Goal of the exercise —
Collect all lines below with the string "title".

[Start of Attachment]

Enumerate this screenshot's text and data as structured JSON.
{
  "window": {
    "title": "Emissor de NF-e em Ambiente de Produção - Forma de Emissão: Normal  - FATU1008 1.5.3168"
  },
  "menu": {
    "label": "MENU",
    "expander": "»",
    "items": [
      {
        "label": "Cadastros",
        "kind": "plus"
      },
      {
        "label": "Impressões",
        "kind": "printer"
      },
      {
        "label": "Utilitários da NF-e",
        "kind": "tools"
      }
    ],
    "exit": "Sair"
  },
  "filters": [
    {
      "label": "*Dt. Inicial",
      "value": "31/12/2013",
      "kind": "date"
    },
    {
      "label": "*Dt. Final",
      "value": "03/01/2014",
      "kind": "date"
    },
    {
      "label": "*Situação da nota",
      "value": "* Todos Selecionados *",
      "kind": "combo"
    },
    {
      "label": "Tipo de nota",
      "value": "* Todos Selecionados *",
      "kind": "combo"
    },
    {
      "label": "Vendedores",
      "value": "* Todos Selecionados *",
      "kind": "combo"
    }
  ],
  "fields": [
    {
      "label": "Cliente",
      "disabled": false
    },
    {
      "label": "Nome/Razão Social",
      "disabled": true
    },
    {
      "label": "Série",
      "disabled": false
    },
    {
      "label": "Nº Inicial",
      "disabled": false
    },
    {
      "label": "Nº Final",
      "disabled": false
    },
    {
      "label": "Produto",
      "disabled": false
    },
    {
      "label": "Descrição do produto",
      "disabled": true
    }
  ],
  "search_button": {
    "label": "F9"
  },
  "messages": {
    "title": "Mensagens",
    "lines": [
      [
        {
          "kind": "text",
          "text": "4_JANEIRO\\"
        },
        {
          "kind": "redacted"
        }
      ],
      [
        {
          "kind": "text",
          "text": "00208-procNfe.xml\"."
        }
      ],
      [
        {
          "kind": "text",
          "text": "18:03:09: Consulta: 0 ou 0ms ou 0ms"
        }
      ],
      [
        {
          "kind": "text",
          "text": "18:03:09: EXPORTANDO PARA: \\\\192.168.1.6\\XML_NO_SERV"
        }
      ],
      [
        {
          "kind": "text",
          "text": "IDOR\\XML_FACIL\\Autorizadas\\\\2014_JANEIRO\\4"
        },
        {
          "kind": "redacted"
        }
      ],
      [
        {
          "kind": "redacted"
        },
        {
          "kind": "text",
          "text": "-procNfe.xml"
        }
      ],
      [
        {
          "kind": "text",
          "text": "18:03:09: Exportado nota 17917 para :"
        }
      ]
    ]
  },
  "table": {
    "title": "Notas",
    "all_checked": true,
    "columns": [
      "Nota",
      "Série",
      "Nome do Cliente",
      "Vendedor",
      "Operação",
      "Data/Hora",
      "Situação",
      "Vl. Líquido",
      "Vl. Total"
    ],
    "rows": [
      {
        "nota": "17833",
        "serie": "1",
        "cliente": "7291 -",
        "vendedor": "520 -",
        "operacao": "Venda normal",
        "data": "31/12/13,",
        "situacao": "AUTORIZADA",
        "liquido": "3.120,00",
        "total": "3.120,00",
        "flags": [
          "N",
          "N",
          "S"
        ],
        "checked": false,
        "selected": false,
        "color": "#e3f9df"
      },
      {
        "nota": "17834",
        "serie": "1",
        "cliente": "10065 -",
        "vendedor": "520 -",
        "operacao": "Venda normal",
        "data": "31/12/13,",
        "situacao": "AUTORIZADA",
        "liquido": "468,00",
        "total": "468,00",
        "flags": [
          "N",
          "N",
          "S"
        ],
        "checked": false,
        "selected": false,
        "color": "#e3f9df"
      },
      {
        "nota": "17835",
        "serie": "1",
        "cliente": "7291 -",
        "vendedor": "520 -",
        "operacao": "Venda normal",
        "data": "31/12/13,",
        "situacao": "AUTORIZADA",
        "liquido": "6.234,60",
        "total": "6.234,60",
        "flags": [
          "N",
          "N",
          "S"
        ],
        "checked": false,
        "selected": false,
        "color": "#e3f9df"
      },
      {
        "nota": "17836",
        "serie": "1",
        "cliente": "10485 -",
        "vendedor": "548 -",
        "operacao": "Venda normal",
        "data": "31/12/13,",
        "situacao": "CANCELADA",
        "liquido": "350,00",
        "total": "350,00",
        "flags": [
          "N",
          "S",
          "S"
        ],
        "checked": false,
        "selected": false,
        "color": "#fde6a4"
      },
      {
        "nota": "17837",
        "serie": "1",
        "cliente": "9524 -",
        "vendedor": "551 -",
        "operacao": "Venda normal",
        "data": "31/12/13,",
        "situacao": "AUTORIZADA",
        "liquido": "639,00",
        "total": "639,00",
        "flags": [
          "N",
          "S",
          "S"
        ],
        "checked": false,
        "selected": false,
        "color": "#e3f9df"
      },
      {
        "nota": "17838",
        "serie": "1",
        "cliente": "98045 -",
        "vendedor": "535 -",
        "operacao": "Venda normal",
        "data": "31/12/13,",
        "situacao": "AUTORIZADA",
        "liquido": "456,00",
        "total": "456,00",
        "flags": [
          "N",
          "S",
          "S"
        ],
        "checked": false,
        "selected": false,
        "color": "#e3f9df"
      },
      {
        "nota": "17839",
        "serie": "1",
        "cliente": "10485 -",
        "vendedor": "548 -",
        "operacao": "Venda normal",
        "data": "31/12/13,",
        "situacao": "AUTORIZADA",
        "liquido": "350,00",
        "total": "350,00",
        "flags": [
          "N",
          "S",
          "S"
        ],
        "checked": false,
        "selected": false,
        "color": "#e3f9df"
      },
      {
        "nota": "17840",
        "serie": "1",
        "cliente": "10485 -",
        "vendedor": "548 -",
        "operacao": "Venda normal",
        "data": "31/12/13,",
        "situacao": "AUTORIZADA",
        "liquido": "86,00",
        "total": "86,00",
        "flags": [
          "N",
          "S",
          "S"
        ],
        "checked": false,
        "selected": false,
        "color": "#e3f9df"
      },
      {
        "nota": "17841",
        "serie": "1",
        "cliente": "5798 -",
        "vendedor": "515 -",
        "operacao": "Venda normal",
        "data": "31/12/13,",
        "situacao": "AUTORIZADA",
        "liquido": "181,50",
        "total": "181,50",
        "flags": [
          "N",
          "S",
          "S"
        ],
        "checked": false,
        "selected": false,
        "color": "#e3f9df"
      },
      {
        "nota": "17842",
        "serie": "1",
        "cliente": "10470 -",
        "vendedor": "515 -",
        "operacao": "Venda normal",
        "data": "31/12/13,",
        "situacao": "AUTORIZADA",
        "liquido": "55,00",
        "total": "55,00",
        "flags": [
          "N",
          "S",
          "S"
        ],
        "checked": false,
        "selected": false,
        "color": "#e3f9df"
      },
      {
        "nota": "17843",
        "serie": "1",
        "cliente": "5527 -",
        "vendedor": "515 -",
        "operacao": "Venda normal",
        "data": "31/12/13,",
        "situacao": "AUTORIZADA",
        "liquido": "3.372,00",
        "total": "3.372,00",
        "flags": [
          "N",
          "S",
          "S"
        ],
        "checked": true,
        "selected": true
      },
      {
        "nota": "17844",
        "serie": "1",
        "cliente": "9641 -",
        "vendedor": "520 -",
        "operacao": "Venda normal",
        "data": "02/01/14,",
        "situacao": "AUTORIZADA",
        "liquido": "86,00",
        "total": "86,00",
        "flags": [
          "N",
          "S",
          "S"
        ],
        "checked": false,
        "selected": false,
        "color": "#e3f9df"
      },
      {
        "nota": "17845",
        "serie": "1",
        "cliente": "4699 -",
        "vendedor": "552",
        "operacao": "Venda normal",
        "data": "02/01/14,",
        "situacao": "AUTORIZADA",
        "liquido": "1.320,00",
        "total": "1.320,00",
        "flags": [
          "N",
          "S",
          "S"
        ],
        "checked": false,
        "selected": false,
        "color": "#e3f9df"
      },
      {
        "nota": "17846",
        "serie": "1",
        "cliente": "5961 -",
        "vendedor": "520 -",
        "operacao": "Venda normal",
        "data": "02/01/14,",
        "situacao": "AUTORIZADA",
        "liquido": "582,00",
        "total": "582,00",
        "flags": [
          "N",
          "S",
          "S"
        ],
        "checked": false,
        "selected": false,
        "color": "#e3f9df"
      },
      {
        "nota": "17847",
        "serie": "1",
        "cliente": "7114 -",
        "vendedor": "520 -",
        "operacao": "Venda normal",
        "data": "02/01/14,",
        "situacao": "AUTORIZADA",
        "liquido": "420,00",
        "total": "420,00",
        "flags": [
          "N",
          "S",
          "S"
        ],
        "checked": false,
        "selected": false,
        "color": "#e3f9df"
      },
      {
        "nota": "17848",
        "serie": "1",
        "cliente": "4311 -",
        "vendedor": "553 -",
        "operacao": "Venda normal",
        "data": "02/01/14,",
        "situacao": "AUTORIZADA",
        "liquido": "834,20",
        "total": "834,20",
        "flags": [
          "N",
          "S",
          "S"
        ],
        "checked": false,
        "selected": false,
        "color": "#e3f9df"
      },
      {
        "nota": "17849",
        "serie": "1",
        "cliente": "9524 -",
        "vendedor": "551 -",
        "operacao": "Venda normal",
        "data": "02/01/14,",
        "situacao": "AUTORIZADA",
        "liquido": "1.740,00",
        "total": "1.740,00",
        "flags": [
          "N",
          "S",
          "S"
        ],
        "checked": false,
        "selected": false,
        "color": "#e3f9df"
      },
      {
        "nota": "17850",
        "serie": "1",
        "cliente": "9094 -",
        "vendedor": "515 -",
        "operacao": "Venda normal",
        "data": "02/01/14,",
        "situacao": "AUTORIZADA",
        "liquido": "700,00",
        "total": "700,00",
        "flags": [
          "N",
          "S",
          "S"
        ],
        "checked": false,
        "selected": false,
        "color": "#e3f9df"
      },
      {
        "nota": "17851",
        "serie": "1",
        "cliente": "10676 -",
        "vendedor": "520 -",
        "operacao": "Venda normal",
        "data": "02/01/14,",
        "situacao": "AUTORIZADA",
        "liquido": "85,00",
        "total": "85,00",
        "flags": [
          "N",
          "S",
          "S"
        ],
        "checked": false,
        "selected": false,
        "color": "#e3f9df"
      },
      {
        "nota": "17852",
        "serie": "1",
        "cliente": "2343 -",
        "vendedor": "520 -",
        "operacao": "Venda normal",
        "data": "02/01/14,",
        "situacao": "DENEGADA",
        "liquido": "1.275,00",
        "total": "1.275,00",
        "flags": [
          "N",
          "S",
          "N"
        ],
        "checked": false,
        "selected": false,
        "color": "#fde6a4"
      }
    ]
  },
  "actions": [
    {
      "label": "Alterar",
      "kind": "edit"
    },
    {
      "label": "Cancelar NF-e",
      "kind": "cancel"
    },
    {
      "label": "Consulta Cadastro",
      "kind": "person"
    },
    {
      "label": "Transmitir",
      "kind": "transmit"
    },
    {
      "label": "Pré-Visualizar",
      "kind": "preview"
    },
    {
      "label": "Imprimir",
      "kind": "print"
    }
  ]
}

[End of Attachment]

Response to this task —
    "title": "Emissor de NF-e em Ambiente de Produção - Forma de Emissão: Normal  - FATU1008 1.5.3168"
    "title": "Mensagens",
    "title": "Notas",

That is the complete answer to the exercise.